1. Do you regard yourself as a French-English bilingual Cameroonian?



2. What is your occupation?



3. How did you acquire bilingual competence?



4. Can you do your main job effectively using only French and only English?



5. Did you receive any form of assistance from Government simply because you were undergoing training in French-English bilingualism?



6. Do you think that your status of a bilingual Cameroonian helped you to get your present job? Do insert comments if you have any.



7. Do you know of a monolingual Cameroonian who does the same job as you? Do insert comments if you have any.



8. Since you have been working, have you benefited from a scholarship/training thanks to the fact that you were a bilingual? Do insert comments if you have any.



9. Since you have been working, have you been appointed to a higher post thanks to the fact that you were a bilingual? Do insert comments if you have any.



10. Since you have been working, have you benefited from a change of grade thanks to the fact that you were a bilingual? Do insert comments if you have any.



11. Since you have been working, have you benefited from an incremental position (changement d’échelon) thanks to the fact that you were a bilingual? Do insert comments if you have any.



12. Since you have been working, have you gone on a mission thanks to the fact that you were a bilingual? Do insert comments if you have any.



13. Since you have been working, have you received any distinction (a medal or anything thanks to the fact that you were a bilingual? Do insert comments if you have any.



14. Have you ever got anything in Cameroon thanks to the fact you were a bilingual? Do insert comments if you have any.



15. Consider the Cameroonian society as a whole: is there anything that bilinguals of a given level have and that monolinguals of that same level do not have? Do insert comments if you have any.



16. Consider the Cameroonian society as a whole: do you think that Government is serious about its policy of French-English bilingualism?
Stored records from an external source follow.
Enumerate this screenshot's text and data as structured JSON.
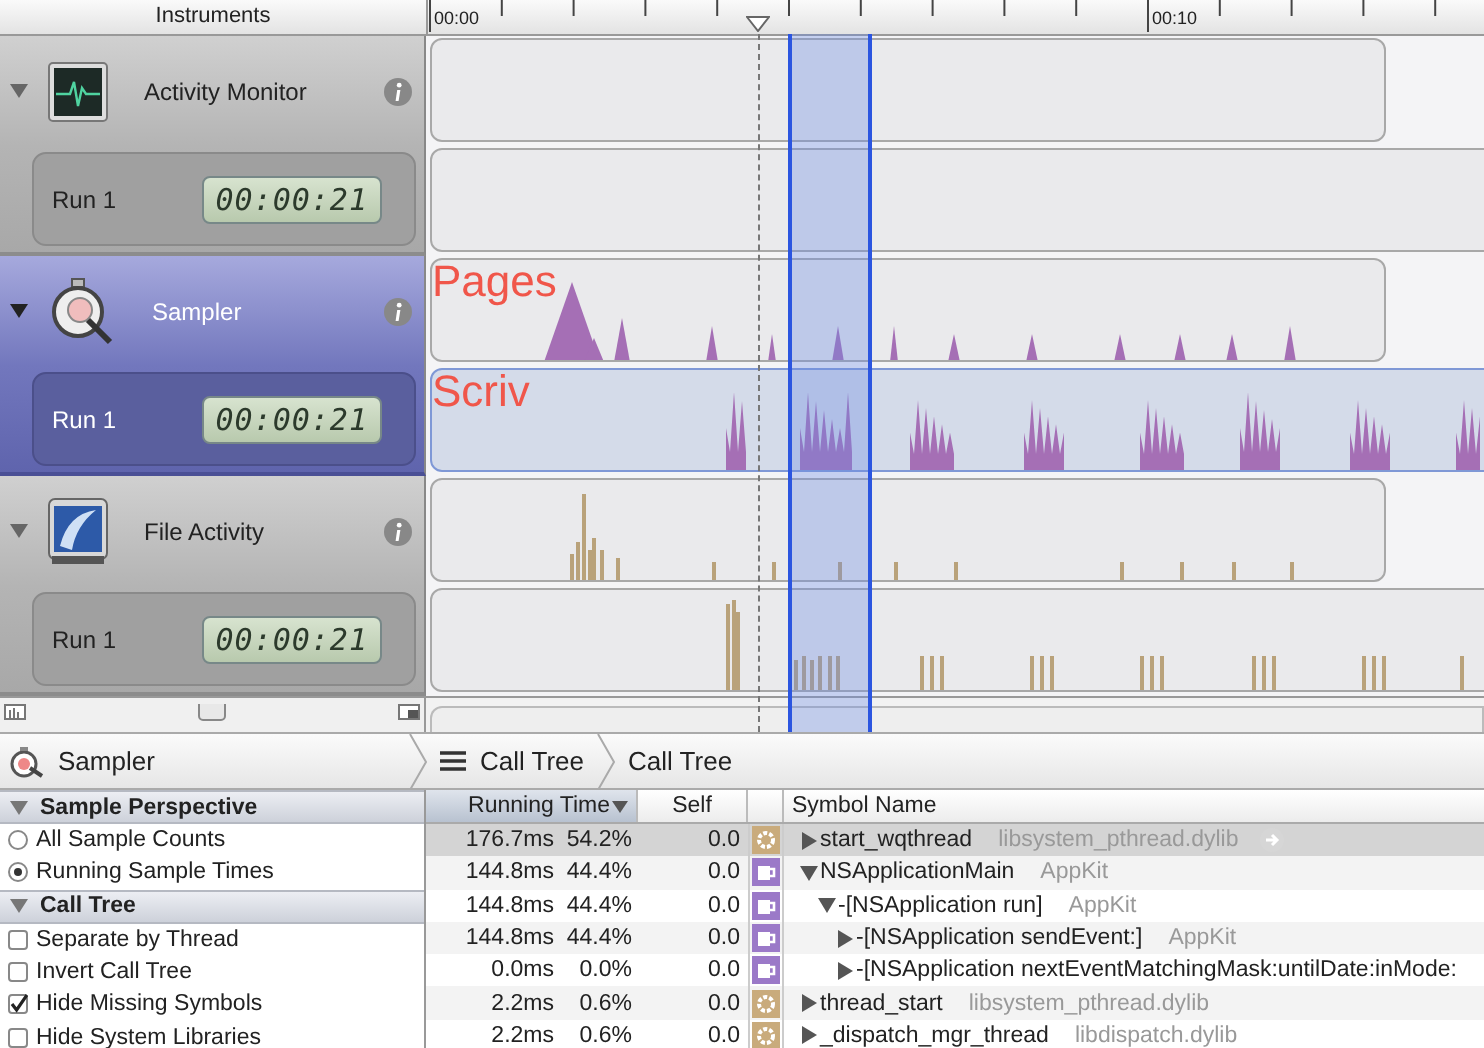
{
  "ruler": {
    "title": "Instruments",
    "ticks": [
      "00:00",
      "00:10"
    ]
  },
  "instruments": [
    {
      "name": "Activity Monitor",
      "kind": "activity",
      "selected": false,
      "expanded": true,
      "run": {
        "label": "Run 1",
        "time": "00:00:21",
        "selected": false
      }
    },
    {
      "name": "Sampler",
      "kind": "sampler",
      "selected": true,
      "expanded": true,
      "track_label": "Pages",
      "run": {
        "label": "Run 1",
        "time": "00:00:21",
        "selected": true,
        "track_label": "Scriv"
      }
    },
    {
      "name": "File Activity",
      "kind": "file",
      "selected": false,
      "expanded": true,
      "run": {
        "label": "Run 1",
        "time": "00:00:21",
        "selected": false
      }
    }
  ],
  "breadcrumb": [
    {
      "label": "Sampler",
      "kind": "instrument"
    },
    {
      "label": "Call Tree",
      "kind": "view"
    },
    {
      "label": "Call Tree",
      "kind": "plain"
    }
  ],
  "settings": [
    {
      "title": "Sample Perspective",
      "expanded": true,
      "options": [
        {
          "label": "All Sample Counts",
          "kind": "radio",
          "selected": false
        },
        {
          "label": "Running Sample Times",
          "kind": "radio",
          "selected": true
        }
      ]
    },
    {
      "title": "Call Tree",
      "expanded": true,
      "options": [
        {
          "label": "Separate by Thread",
          "kind": "checkbox",
          "checked": false
        },
        {
          "label": "Invert Call Tree",
          "kind": "checkbox",
          "checked": false
        },
        {
          "label": "Hide Missing Symbols",
          "kind": "checkbox",
          "checked": true
        },
        {
          "label": "Hide System Libraries",
          "kind": "checkbox",
          "checked": false
        }
      ]
    }
  ],
  "table": {
    "columns": [
      {
        "label": "Running Time",
        "sorted": true
      },
      {
        "label": "Self",
        "sorted": false
      },
      {
        "label": "Symbol Name",
        "sorted": false
      }
    ],
    "rows": [
      {
        "time": "176.7ms",
        "percent": "54.2%",
        "self": "0.0",
        "kind": "gear",
        "symbol": "start_wqthread",
        "library": "libsystem_pthread.dylib",
        "expanded": false,
        "selected": true
      },
      {
        "time": "144.8ms",
        "percent": "44.4%",
        "self": "0.0",
        "kind": "cup",
        "symbol": "NSApplicationMain",
        "library": "AppKit",
        "expanded": true,
        "selected": false,
        "children": [
          {
            "time": "144.8ms",
            "percent": "44.4%",
            "self": "0.0",
            "kind": "cup",
            "symbol": "-[NSApplication run]",
            "library": "AppKit",
            "expanded": true,
            "selected": false,
            "children": [
              {
                "time": "144.8ms",
                "percent": "44.4%",
                "self": "0.0",
                "kind": "cup",
                "symbol": "-[NSApplication sendEvent:]",
                "library": "AppKit",
                "expanded": false,
                "selected": false
              },
              {
                "time": "0.0ms",
                "percent": "0.0%",
                "self": "0.0",
                "kind": "cup",
                "symbol": "-[NSApplication nextEventMatchingMask:untilDate:inMode:",
                "expanded": false,
                "selected": false
              }
            ]
          }
        ]
      },
      {
        "time": "2.2ms",
        "percent": "0.6%",
        "self": "0.0",
        "kind": "gear",
        "symbol": "thread_start",
        "library": "libsystem_pthread.dylib",
        "expanded": false,
        "selected": false
      },
      {
        "time": "2.2ms",
        "percent": "0.6%",
        "self": "0.0",
        "kind": "gear",
        "symbol": "_dispatch_mgr_thread",
        "library": "libdispatch.dylib",
        "expanded": false,
        "selected": false
      }
    ]
  }
}
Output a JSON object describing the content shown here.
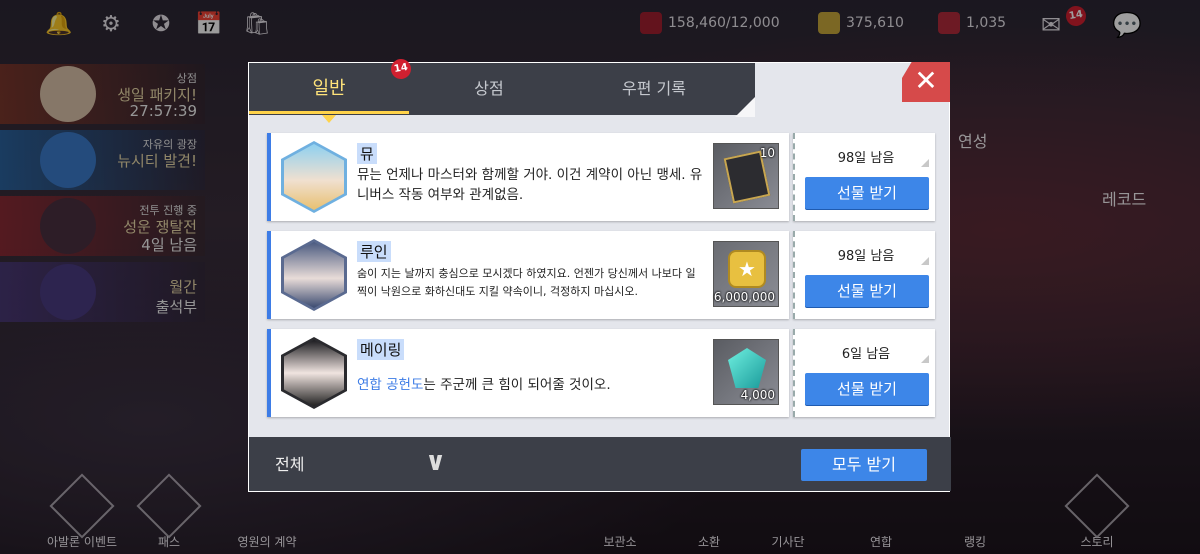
{
  "topbar": {
    "stamina": "158,460/12,000",
    "gold": "375,610",
    "crystal": "1,035",
    "mail_badge": "14"
  },
  "leftpanel": {
    "items": [
      {
        "caption": "상점",
        "text": "생일 패키지!",
        "sub": "27:57:39"
      },
      {
        "caption": "자유의 광장",
        "text": "뉴시티 발견!",
        "sub": ""
      },
      {
        "caption": "전투 진행 중",
        "text": "성운 쟁탈전",
        "sub": "4일 남음"
      },
      {
        "caption": "",
        "text": "월간",
        "sub": "출석부"
      }
    ]
  },
  "right": {
    "label_1": "연성",
    "label_2": "레코드"
  },
  "bottomnav": {
    "items": [
      "아발론 이벤트",
      "패스",
      "영원의 계약",
      "보관소",
      "소환",
      "기사단",
      "연합",
      "랭킹",
      "스토리"
    ]
  },
  "modal": {
    "tabs": [
      {
        "label": "일반",
        "badge": "14"
      },
      {
        "label": "상점"
      },
      {
        "label": "우편 기록"
      }
    ],
    "close_glyph": "✕",
    "messages": [
      {
        "sender": "뮤",
        "body": "뮤는 언제나 마스터와 함께할 거야. 이건 계약이 아닌 맹세. 유니버스 작동 여부와 관계없음.",
        "item_count": "10",
        "days_left": "98일 남음",
        "claim_label": "선물 받기"
      },
      {
        "sender": "루인",
        "body": "숨이 지는 날까지 충심으로 모시겠다 하였지요. 언젠가 당신께서 나보다 일찍이 낙원으로 화하신대도 지킬 약속이니, 걱정하지 마십시오.",
        "item_count": "6,000,000",
        "days_left": "98일 남음",
        "claim_label": "선물 받기"
      },
      {
        "sender": "메이링",
        "body_highlight": "연합 공헌도",
        "body_rest": "는 주군께 큰 힘이 되어줄 것이오.",
        "item_count": "4,000",
        "days_left": "6일 남음",
        "claim_label": "선물 받기"
      }
    ],
    "footer": {
      "filter_label": "전체",
      "claim_all_label": "모두 받기"
    }
  }
}
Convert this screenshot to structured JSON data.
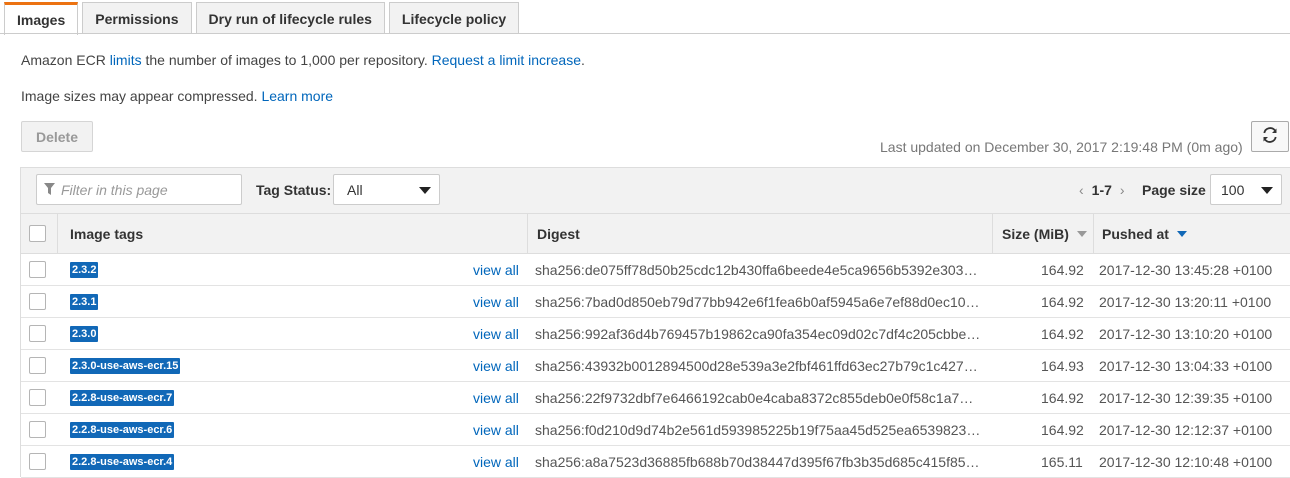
{
  "tabs": [
    {
      "label": "Images",
      "active": true
    },
    {
      "label": "Permissions",
      "active": false
    },
    {
      "label": "Dry run of lifecycle rules",
      "active": false
    },
    {
      "label": "Lifecycle policy",
      "active": false
    }
  ],
  "info": {
    "line1_prefix": "Amazon ECR ",
    "line1_link": "limits",
    "line1_mid": " the number of images to 1,000 per repository. ",
    "line1_link2": "Request a limit increase",
    "line1_suffix": ".",
    "line2_text": "Image sizes may appear compressed. ",
    "line2_link": "Learn more"
  },
  "toolbar": {
    "delete_label": "Delete",
    "last_updated": "Last updated on December 30, 2017 2:19:48 PM (0m ago)",
    "filter_placeholder": "Filter in this page",
    "tag_status_label": "Tag Status:",
    "tag_status_value": "All",
    "pager_prev": "‹",
    "pager_range": "1-7",
    "pager_next": "›",
    "page_size_label": "Page size",
    "page_size_value": "100"
  },
  "table": {
    "columns": {
      "image_tags": "Image tags",
      "digest": "Digest",
      "size": "Size (MiB)",
      "pushed_at": "Pushed at"
    },
    "rows": [
      {
        "tag": "2.3.2",
        "link": "view all",
        "digest": "sha256:de075ff78d50b25cdc12b430ffa6beede4e5ca9656b5392e303…",
        "size": "164.92",
        "pushed": "2017-12-30 13:45:28 +0100"
      },
      {
        "tag": "2.3.1",
        "link": "view all",
        "digest": "sha256:7bad0d850eb79d77bb942e6f1fea6b0af5945a6e7ef88d0ec10…",
        "size": "164.92",
        "pushed": "2017-12-30 13:20:11 +0100"
      },
      {
        "tag": "2.3.0",
        "link": "view all",
        "digest": "sha256:992af36d4b769457b19862ca90fa354ec09d02c7df4c205cbbe…",
        "size": "164.92",
        "pushed": "2017-12-30 13:10:20 +0100"
      },
      {
        "tag": "2.3.0-use-aws-ecr.15",
        "link": "view all",
        "digest": "sha256:43932b0012894500d28e539a3e2fbf461ffd63ec27b79c1c427…",
        "size": "164.93",
        "pushed": "2017-12-30 13:04:33 +0100"
      },
      {
        "tag": "2.2.8-use-aws-ecr.7",
        "link": "view all",
        "digest": "sha256:22f9732dbf7e6466192cab0e4caba8372c855deb0e0f58c1a79…",
        "size": "164.92",
        "pushed": "2017-12-30 12:39:35 +0100"
      },
      {
        "tag": "2.2.8-use-aws-ecr.6",
        "link": "view all",
        "digest": "sha256:f0d210d9d74b2e561d593985225b19f75aa45d525ea6539823…",
        "size": "164.92",
        "pushed": "2017-12-30 12:12:37 +0100"
      },
      {
        "tag": "2.2.8-use-aws-ecr.4",
        "link": "view all",
        "digest": "sha256:a8a7523d36885fb688b70d38447d395f67fb3b35d685c415f85…",
        "size": "165.11",
        "pushed": "2017-12-30 12:10:48 +0100"
      }
    ]
  },
  "colors": {
    "accent_tab": "#ec7211",
    "link": "#0066bb",
    "tag_badge": "#1168b7",
    "sort_active": "#1168b7",
    "sort_inactive": "#999999"
  },
  "icons": {
    "filter": "filter-funnel-icon",
    "refresh": "refresh-icon",
    "sort": "sort-caret-icon",
    "dropdown": "chevron-down-icon"
  }
}
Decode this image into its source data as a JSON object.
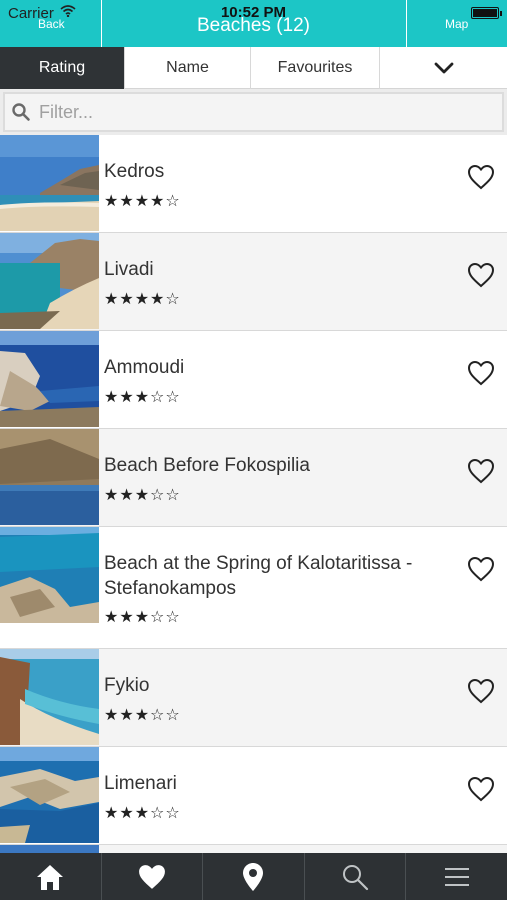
{
  "status_bar": {
    "carrier": "Carrier",
    "time": "10:52 PM"
  },
  "nav": {
    "back_label": "Back",
    "title": "Beaches (12)",
    "map_label": "Map"
  },
  "sort_tabs": [
    {
      "label": "Rating",
      "active": true
    },
    {
      "label": "Name",
      "active": false
    },
    {
      "label": "Favourites",
      "active": false
    }
  ],
  "sort_more_icon": "chevron-down-icon",
  "filter": {
    "placeholder": "Filter...",
    "icon": "search-icon"
  },
  "beaches": [
    {
      "name": "Kedros",
      "stars": "★★★★☆"
    },
    {
      "name": "Livadi",
      "stars": "★★★★☆"
    },
    {
      "name": "Ammoudi",
      "stars": "★★★☆☆"
    },
    {
      "name": "Beach Before Fokospilia",
      "stars": "★★★☆☆"
    },
    {
      "name": "Beach at the Spring of Kalotaritissa - Stefanokampos",
      "stars": "★★★☆☆"
    },
    {
      "name": "Fykio",
      "stars": "★★★☆☆"
    },
    {
      "name": "Limenari",
      "stars": "★★★☆☆"
    }
  ],
  "tabbar": [
    "home-icon",
    "heart-icon",
    "map-pin-icon",
    "search-icon",
    "menu-icon"
  ],
  "colors": {
    "accent": "#1cc6c6",
    "dark": "#2d3134"
  }
}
If yes, cite one major effective measure it has taken. If no, cite one effective measure it ought to have taken.